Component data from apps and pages

+===+

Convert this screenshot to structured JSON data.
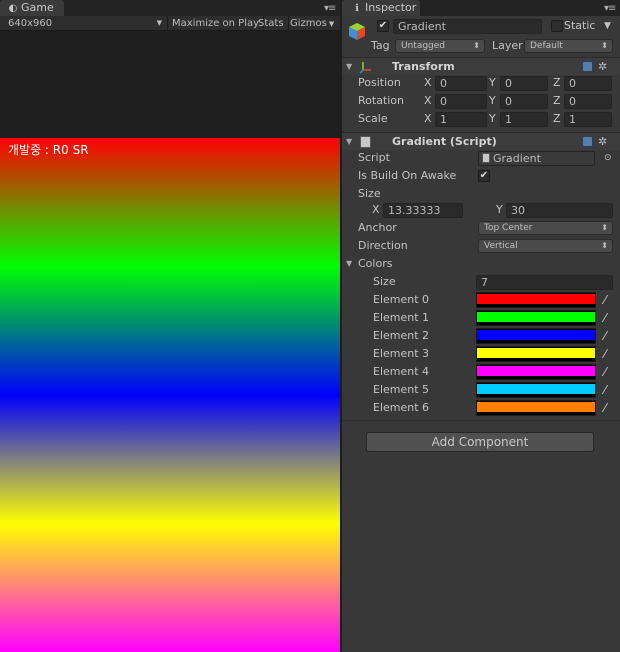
{
  "game": {
    "tab_label": "Game",
    "resolution": "640x960",
    "maximize_label": "Maximize on Play",
    "stats_label": "Stats",
    "gizmos_label": "Gizmos",
    "dev_label": "개발중 : R0 SR",
    "gradient_colors": [
      "#ff0000",
      "#00ff00",
      "#0000ff",
      "#ffff00",
      "#ff00ff"
    ]
  },
  "inspector": {
    "tab_label": "Inspector",
    "object": {
      "name": "Gradient",
      "active": true,
      "static_label": "Static",
      "static": false,
      "tag_label": "Tag",
      "tag_value": "Untagged",
      "layer_label": "Layer",
      "layer_value": "Default"
    },
    "transform": {
      "title": "Transform",
      "position_label": "Position",
      "rotation_label": "Rotation",
      "scale_label": "Scale",
      "axis_x": "X",
      "axis_y": "Y",
      "axis_z": "Z",
      "position": {
        "x": "0",
        "y": "0",
        "z": "0"
      },
      "rotation": {
        "x": "0",
        "y": "0",
        "z": "0"
      },
      "scale": {
        "x": "1",
        "y": "1",
        "z": "1"
      }
    },
    "gradient_script": {
      "title": "Gradient (Script)",
      "script_label": "Script",
      "script_value": "Gradient",
      "build_on_awake_label": "Is Build On Awake",
      "build_on_awake": true,
      "size_label": "Size",
      "size_x": "13.33333",
      "size_y": "30",
      "anchor_label": "Anchor",
      "anchor_value": "Top Center",
      "direction_label": "Direction",
      "direction_value": "Vertical",
      "colors_label": "Colors",
      "colors_size_label": "Size",
      "colors_size": "7",
      "elements": [
        {
          "label": "Element 0",
          "color": "#ff0000"
        },
        {
          "label": "Element 1",
          "color": "#00ff00"
        },
        {
          "label": "Element 2",
          "color": "#0000ff"
        },
        {
          "label": "Element 3",
          "color": "#ffff00"
        },
        {
          "label": "Element 4",
          "color": "#ff00ff"
        },
        {
          "label": "Element 5",
          "color": "#00ccff"
        },
        {
          "label": "Element 6",
          "color": "#ff8000"
        }
      ]
    },
    "add_component_label": "Add Component"
  }
}
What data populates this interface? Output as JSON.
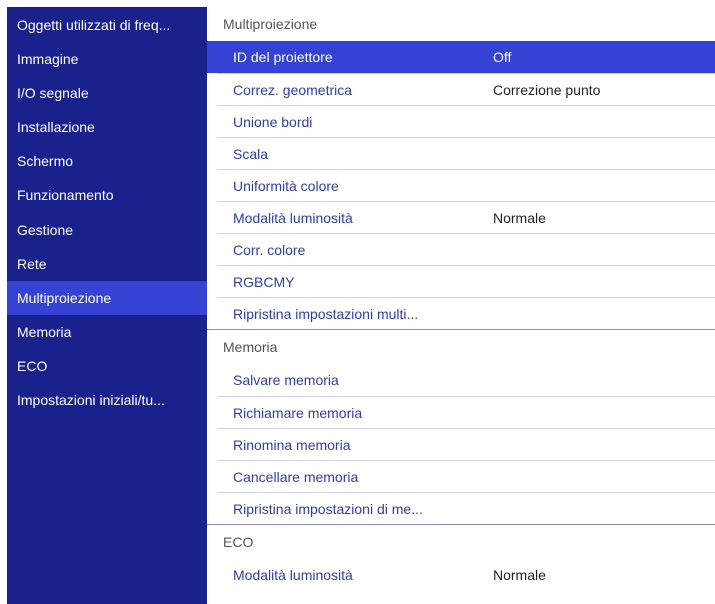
{
  "sidebar": {
    "items": [
      {
        "label": "Oggetti utilizzati di freq...",
        "selected": false
      },
      {
        "label": "Immagine",
        "selected": false
      },
      {
        "label": "I/O segnale",
        "selected": false
      },
      {
        "label": "Installazione",
        "selected": false
      },
      {
        "label": "Schermo",
        "selected": false
      },
      {
        "label": "Funzionamento",
        "selected": false
      },
      {
        "label": "Gestione",
        "selected": false
      },
      {
        "label": "Rete",
        "selected": false
      },
      {
        "label": "Multiproiezione",
        "selected": true
      },
      {
        "label": "Memoria",
        "selected": false
      },
      {
        "label": "ECO",
        "selected": false
      },
      {
        "label": "Impostazioni iniziali/tu...",
        "selected": false
      }
    ]
  },
  "sections": [
    {
      "title": "Multiproiezione",
      "rows": [
        {
          "label": "ID del proiettore",
          "value": "Off",
          "selected": true
        },
        {
          "label": "Correz. geometrica",
          "value": "Correzione punto"
        },
        {
          "label": "Unione bordi",
          "value": ""
        },
        {
          "label": "Scala",
          "value": ""
        },
        {
          "label": "Uniformità colore",
          "value": ""
        },
        {
          "label": "Modalità luminosità",
          "value": "Normale"
        },
        {
          "label": "Corr. colore",
          "value": ""
        },
        {
          "label": "RGBCMY",
          "value": ""
        },
        {
          "label": "Ripristina impostazioni multi...",
          "value": ""
        }
      ]
    },
    {
      "title": "Memoria",
      "rows": [
        {
          "label": "Salvare memoria",
          "value": ""
        },
        {
          "label": "Richiamare memoria",
          "value": ""
        },
        {
          "label": "Rinomina memoria",
          "value": ""
        },
        {
          "label": "Cancellare memoria",
          "value": ""
        },
        {
          "label": "Ripristina impostazioni di me...",
          "value": ""
        }
      ]
    },
    {
      "title": "ECO",
      "rows": [
        {
          "label": "Modalità luminosità",
          "value": "Normale"
        }
      ]
    }
  ],
  "colors": {
    "sidebar_bg": "#19218d",
    "selected_bg": "#3443d4",
    "item_text": "#2e3fa6"
  }
}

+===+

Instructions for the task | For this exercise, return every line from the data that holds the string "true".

Task result |
      "active": true,
      "build_on_awake": true,
        "selected": true
          "selected": true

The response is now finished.